Good God, I can even begin to wrap my mind around all the things that happened on the D.C. dining scene during the past 12 months. Fortunately, not all of them were as apocalyptic as the closing of your favorite restaurant or the passing of Ben Ali.
For starters, we had a ton of above-average to good restaurants open in 2009. Last week, in fact, I listed my 10 favorite newbies.
We also had a President and First Lady who actually enjoyed eating out on the town, both on the high and low ends. And let’s not forget about the First Family’s love for burgers, burgers, and more burgers. The Obamas even made a strong statement about local/seasonal foods, which was heard all the way to Ireland.
Outside the White House, we discovered that gourmet and organic hamburger outlets were sprouting up all around us. These burger joints were practically fighting for space with all the new fro-yo, pizza, taco, and cupcake shops.
D.C. took tentative steps toward becoming a better street food city, including the addition of a cupcake truck and a stand across the river that serves up a killer breakfast taco. Far more aggressive strides were made on the local cocktail circuit, where you could find some of the most creative drinks in the country, not to mention a cool place to imbibe them.

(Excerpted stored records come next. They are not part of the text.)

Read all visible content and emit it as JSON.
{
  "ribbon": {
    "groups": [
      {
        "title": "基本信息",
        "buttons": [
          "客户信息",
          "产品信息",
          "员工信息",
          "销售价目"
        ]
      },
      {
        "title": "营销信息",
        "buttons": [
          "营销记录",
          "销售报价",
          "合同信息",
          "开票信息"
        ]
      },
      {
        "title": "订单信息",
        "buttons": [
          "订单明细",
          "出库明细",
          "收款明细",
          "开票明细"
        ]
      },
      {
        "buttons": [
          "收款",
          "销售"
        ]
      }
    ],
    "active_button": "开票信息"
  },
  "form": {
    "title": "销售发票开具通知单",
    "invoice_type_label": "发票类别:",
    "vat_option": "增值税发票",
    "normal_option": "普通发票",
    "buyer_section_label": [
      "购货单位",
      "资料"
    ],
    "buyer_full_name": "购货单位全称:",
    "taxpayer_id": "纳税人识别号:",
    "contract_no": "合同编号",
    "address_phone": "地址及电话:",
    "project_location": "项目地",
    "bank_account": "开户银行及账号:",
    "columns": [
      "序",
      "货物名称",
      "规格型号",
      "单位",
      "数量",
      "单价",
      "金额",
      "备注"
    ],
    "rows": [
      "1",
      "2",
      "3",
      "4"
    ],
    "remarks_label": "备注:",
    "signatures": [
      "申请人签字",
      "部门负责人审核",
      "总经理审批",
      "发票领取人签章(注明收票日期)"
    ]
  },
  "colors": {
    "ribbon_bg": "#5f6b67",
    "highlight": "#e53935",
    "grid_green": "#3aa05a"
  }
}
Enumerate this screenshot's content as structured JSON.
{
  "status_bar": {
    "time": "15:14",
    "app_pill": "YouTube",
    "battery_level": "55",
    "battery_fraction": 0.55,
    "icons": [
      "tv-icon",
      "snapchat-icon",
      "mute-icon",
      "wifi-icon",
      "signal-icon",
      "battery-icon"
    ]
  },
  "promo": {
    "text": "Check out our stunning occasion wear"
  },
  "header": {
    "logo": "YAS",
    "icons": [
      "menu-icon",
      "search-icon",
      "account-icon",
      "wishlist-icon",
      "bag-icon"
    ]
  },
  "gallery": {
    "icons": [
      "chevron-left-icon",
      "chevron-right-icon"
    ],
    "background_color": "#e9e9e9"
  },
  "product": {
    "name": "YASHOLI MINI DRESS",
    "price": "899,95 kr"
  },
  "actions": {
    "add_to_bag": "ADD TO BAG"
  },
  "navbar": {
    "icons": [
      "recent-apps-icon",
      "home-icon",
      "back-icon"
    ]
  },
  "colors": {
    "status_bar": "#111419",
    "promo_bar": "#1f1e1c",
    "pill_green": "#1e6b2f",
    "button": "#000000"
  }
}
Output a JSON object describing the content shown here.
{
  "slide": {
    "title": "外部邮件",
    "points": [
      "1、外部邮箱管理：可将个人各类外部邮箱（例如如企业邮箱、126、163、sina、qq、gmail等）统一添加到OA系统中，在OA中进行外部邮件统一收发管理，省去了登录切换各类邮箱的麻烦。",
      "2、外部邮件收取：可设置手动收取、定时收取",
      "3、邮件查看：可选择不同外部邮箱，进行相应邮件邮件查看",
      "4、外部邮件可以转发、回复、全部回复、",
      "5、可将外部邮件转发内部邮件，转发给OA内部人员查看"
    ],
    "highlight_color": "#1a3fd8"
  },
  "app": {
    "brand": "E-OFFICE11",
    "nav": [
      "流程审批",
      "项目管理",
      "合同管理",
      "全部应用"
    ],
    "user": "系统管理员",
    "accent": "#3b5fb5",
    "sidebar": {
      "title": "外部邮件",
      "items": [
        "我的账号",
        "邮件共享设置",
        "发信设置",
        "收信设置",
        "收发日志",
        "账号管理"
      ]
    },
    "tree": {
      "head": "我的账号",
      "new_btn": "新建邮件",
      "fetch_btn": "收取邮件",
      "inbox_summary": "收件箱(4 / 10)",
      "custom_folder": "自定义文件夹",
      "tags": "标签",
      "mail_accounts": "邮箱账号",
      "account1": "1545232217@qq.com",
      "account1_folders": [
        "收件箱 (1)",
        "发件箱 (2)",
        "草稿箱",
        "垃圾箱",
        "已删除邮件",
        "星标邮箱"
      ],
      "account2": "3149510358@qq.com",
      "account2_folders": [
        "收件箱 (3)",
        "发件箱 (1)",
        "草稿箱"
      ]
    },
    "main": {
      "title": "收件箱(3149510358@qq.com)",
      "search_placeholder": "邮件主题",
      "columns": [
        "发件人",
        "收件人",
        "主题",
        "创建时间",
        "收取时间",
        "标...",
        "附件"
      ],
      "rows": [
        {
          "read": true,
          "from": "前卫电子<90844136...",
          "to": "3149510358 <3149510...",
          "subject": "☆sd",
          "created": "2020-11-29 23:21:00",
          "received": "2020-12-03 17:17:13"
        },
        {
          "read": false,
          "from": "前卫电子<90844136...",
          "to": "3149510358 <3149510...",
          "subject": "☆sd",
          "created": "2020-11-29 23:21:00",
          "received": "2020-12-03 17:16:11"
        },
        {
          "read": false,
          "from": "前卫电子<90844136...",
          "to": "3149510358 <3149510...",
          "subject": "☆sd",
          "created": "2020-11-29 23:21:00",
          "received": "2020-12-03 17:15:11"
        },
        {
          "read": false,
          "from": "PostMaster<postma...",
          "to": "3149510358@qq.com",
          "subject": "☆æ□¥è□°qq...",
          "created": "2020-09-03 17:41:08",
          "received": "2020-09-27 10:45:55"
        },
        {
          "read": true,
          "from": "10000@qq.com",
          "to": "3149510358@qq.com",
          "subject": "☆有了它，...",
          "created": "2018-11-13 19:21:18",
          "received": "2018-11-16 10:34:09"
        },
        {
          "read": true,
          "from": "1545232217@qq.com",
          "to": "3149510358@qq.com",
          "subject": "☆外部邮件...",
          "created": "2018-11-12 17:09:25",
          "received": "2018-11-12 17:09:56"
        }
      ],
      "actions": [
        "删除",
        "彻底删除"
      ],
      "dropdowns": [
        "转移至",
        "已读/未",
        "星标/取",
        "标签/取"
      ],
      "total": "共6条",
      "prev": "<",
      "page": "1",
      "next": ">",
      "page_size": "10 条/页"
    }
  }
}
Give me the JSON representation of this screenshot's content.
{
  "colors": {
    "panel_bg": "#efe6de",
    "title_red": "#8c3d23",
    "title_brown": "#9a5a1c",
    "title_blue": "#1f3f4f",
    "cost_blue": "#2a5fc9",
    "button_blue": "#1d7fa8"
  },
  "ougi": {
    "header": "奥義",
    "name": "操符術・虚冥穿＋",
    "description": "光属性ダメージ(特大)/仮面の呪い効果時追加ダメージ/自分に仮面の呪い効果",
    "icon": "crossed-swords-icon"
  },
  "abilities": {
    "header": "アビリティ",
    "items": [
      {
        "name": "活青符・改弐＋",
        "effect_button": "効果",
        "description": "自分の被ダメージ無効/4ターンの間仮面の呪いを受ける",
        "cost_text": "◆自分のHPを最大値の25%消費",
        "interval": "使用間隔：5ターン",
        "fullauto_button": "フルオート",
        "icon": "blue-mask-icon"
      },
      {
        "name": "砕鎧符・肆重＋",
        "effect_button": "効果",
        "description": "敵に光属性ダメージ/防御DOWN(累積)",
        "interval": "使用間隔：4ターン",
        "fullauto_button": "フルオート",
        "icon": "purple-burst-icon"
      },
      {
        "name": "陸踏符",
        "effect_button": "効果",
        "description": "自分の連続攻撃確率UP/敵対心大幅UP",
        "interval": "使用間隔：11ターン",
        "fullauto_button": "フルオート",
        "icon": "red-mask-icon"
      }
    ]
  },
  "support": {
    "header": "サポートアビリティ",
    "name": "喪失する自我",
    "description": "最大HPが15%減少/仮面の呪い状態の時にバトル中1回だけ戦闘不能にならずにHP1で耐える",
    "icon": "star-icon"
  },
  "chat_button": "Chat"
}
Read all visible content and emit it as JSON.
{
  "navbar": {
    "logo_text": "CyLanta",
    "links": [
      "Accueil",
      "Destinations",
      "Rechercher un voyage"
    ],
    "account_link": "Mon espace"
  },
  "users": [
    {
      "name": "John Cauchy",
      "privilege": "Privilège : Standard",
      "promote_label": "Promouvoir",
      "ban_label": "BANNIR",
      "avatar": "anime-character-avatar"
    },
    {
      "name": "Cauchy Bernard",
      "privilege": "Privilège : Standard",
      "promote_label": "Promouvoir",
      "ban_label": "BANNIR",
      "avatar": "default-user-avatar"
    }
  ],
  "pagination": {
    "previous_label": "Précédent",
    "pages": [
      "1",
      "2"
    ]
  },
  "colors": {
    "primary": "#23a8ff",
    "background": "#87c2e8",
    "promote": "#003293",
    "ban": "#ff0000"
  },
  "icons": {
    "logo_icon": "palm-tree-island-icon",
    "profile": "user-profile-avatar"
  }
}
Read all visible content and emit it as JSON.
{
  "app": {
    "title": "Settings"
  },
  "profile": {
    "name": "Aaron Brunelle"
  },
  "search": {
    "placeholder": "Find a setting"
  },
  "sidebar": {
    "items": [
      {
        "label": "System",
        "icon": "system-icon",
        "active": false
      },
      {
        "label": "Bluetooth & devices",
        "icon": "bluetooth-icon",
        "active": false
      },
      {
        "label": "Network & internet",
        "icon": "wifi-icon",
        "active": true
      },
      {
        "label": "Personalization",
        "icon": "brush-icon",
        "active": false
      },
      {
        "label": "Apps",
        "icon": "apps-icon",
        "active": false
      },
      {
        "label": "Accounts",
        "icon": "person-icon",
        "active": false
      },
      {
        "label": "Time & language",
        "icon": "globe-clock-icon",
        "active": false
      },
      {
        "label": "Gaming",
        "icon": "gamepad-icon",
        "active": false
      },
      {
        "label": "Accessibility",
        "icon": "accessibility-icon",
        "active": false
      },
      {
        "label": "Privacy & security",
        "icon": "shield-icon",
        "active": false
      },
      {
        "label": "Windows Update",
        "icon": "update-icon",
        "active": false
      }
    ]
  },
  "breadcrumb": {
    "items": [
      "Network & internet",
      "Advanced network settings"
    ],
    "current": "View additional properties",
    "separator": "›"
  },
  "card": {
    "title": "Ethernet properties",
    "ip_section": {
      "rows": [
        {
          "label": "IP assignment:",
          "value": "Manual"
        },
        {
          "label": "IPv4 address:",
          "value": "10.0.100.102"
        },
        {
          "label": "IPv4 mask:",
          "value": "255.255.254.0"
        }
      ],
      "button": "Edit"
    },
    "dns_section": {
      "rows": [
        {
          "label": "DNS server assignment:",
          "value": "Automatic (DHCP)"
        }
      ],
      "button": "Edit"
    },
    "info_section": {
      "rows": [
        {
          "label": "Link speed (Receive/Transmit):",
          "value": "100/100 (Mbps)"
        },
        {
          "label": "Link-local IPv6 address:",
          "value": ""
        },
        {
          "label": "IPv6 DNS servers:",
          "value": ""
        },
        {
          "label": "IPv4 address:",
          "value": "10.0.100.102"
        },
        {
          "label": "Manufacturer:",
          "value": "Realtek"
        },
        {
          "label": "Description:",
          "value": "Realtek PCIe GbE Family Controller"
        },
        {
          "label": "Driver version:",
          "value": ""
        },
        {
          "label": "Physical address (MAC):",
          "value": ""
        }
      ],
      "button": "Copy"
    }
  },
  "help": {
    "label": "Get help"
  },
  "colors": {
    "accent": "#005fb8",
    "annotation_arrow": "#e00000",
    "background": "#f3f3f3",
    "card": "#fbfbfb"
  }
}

Of course, 2009 was not all wine and Rose’s grenadine. Michel Richard planned to high-tail it out of the District for a spot in McLean. Andy Shallal bankrolled a disastrous Top Chef-like contest to hire his kitchen leader at Eatonville. The “dean” of alcohol beverage control lawyers died. Esquire magazine’s selection of Barton Seaver as chef of the year caused a small shitstorm among locals. Spike Mendelsohn was evicted from his Capitol Hill rental house. The RAMMY Awards was a heated mess. And the District of Columbia showed, yet again, why it’s so hard to open a restaurant within its borders.
By the way, if you’d like to hear more about the Year in Food 2009, check out my conversation with David Furst on Metro Connection.